◆ **RECORDS FOR THE EXERCISE**:
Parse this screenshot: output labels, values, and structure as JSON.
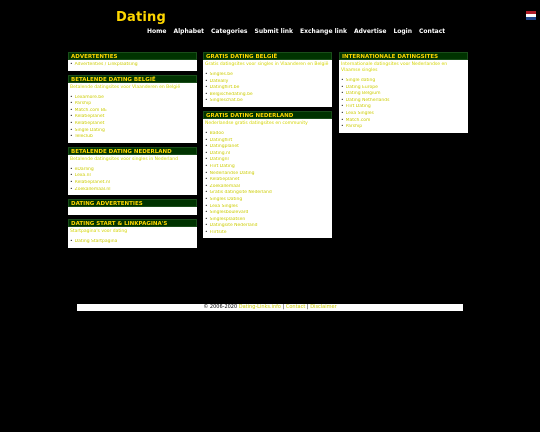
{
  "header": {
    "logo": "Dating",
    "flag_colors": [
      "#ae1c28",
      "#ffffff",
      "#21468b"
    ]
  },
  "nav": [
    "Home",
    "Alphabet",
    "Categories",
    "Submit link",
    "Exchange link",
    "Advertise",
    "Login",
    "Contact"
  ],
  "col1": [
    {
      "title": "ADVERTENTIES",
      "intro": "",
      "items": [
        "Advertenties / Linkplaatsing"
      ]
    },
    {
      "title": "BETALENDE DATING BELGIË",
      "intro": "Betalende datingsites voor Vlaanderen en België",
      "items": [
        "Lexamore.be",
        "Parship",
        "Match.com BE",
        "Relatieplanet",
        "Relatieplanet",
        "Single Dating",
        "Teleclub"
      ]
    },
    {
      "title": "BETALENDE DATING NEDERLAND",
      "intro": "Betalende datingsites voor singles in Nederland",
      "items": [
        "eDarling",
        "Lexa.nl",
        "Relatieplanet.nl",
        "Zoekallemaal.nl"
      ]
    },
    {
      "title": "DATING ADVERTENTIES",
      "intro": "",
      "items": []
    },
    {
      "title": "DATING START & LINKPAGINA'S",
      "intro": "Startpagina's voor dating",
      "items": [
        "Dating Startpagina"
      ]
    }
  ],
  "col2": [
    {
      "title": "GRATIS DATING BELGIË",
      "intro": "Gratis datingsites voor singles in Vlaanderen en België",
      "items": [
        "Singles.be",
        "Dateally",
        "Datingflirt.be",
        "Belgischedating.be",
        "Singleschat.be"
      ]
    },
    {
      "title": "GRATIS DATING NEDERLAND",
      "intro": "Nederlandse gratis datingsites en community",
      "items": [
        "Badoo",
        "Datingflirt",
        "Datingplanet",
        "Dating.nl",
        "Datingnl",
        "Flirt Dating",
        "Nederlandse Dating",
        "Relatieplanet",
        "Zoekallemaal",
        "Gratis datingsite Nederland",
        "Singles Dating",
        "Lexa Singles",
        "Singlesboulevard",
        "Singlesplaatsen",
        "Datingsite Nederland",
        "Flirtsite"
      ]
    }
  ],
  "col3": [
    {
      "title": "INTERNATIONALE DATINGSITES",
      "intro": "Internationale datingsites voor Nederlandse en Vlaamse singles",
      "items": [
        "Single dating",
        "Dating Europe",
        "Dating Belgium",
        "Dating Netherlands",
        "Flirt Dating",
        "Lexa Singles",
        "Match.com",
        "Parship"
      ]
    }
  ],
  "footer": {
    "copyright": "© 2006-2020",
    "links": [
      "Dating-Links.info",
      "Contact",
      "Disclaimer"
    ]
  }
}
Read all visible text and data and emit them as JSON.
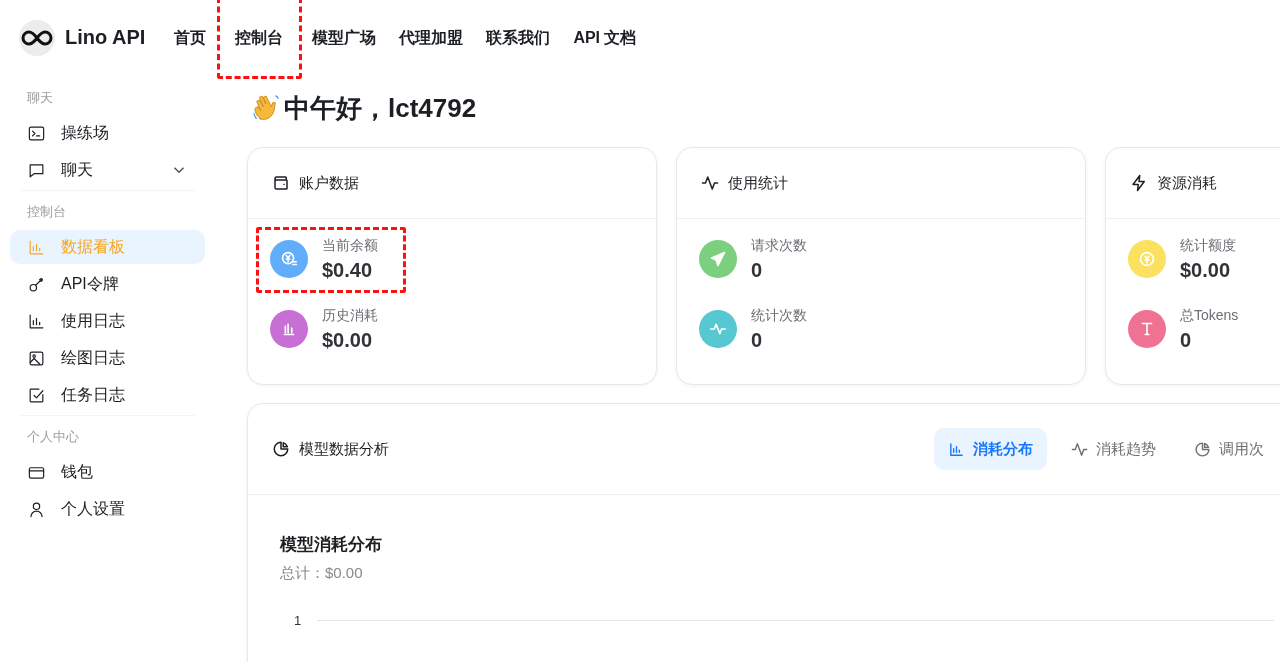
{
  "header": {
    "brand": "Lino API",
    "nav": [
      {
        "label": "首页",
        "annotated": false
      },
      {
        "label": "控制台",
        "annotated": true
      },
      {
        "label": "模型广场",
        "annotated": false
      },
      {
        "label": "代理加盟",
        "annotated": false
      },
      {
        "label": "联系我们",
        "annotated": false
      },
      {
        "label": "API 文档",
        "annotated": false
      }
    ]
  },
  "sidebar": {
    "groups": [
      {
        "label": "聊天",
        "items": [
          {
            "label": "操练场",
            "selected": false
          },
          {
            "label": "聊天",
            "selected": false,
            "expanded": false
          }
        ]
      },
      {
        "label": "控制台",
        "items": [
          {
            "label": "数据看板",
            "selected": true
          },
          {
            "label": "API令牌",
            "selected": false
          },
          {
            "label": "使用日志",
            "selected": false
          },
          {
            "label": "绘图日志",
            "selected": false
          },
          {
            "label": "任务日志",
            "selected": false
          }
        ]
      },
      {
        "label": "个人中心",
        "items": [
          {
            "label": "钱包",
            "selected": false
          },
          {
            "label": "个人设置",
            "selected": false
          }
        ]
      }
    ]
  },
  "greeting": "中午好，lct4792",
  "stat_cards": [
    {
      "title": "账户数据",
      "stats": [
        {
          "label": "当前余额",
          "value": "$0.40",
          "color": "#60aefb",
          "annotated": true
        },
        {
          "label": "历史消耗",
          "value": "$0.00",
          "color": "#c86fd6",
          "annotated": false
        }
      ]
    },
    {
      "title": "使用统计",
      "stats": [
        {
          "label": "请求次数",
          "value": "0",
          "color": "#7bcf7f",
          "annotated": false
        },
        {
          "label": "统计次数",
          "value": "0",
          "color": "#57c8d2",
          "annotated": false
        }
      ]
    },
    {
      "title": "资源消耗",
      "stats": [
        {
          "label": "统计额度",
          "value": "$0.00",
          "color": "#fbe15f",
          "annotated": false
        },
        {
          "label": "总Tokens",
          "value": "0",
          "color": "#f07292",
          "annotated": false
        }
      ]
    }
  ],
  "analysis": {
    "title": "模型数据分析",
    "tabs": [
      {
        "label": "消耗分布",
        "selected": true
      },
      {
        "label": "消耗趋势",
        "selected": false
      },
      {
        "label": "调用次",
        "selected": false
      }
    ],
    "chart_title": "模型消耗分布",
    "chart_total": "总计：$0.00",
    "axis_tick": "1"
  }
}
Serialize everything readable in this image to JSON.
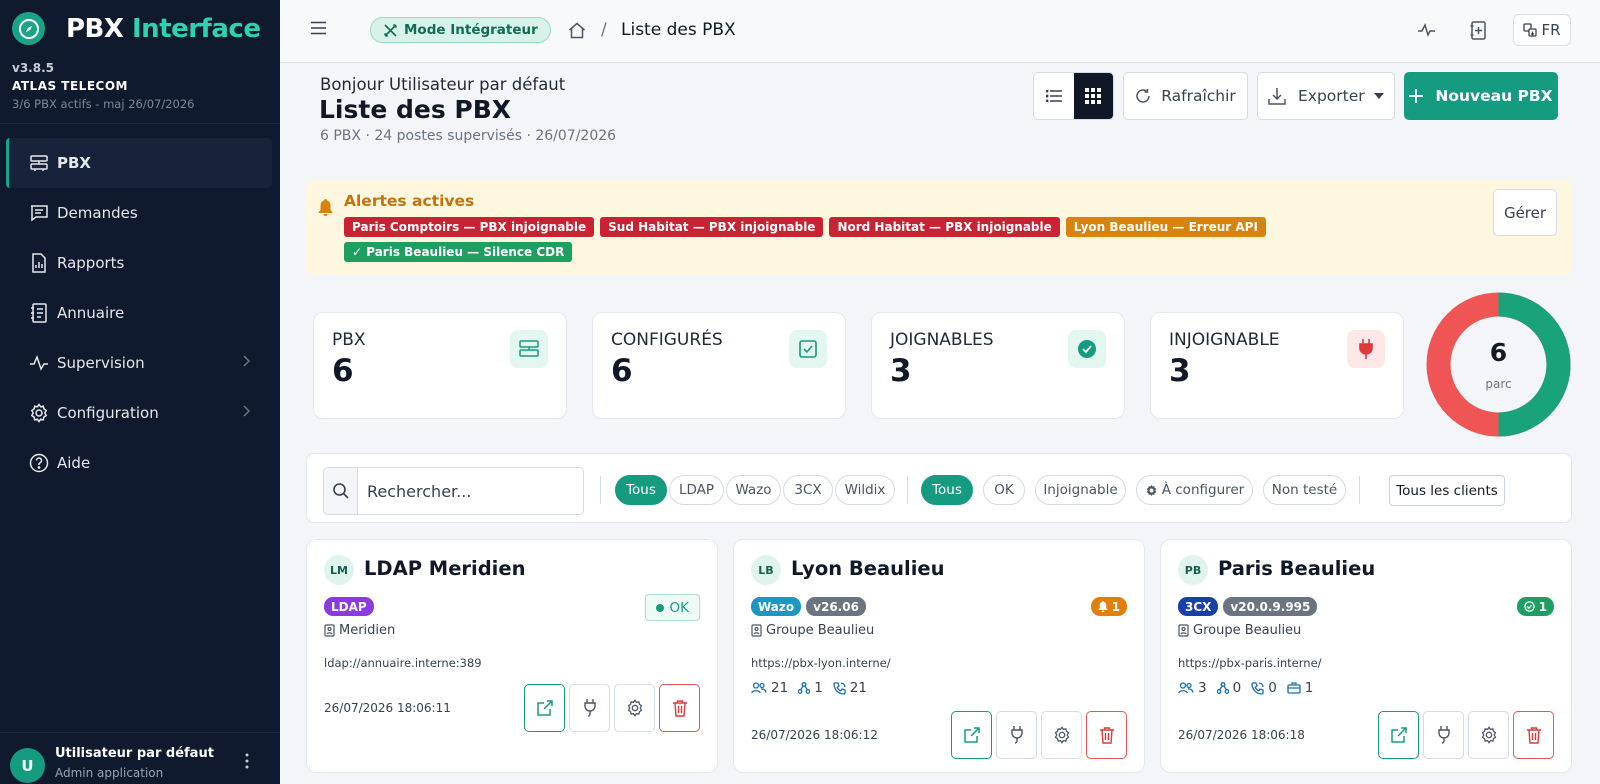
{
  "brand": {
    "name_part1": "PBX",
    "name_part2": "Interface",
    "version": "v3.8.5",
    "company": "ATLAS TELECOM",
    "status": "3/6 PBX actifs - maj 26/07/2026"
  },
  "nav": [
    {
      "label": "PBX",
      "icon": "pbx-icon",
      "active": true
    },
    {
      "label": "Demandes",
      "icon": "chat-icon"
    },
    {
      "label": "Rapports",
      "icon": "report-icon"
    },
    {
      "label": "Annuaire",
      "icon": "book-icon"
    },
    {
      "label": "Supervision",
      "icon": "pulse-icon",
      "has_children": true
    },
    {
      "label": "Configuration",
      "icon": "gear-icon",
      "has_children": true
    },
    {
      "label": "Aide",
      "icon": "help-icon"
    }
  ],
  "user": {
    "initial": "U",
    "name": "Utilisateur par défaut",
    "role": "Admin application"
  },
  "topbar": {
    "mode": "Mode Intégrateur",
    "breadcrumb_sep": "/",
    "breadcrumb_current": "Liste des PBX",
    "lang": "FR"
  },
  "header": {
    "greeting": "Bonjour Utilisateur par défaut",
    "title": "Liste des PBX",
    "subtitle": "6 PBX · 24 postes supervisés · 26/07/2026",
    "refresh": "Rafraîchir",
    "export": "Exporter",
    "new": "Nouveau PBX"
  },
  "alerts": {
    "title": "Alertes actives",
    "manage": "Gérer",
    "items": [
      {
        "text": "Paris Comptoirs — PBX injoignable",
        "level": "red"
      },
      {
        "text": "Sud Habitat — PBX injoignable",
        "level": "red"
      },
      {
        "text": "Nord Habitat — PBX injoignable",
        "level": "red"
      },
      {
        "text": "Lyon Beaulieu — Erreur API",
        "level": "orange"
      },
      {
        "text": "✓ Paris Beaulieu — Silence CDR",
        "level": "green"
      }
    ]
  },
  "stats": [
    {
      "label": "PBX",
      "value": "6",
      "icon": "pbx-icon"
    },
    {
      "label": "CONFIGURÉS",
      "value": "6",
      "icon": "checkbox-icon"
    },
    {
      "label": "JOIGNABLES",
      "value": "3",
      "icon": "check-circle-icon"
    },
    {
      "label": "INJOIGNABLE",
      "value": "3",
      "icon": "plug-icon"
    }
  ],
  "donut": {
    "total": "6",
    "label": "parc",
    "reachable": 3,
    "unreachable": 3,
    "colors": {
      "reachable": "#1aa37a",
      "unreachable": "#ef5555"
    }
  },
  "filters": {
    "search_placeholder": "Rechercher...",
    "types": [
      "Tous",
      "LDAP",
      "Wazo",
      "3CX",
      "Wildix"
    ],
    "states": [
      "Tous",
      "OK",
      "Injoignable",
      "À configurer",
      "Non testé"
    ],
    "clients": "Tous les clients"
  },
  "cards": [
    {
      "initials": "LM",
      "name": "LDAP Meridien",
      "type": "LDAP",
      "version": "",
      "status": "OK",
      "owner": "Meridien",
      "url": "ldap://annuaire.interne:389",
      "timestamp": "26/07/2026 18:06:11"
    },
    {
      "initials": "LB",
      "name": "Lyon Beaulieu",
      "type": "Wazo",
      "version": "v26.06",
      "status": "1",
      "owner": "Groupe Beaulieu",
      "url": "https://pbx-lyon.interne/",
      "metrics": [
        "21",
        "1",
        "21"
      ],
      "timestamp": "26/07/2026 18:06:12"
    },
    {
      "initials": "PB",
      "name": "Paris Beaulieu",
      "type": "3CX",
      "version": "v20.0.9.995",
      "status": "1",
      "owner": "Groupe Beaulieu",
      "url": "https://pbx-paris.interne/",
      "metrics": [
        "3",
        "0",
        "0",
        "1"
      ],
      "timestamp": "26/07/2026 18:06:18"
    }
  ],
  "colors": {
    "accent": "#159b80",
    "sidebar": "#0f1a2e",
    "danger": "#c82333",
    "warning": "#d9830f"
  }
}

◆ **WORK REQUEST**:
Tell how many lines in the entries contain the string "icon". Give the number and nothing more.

◆ **RESPONSE TO THE EXERCISE**:
11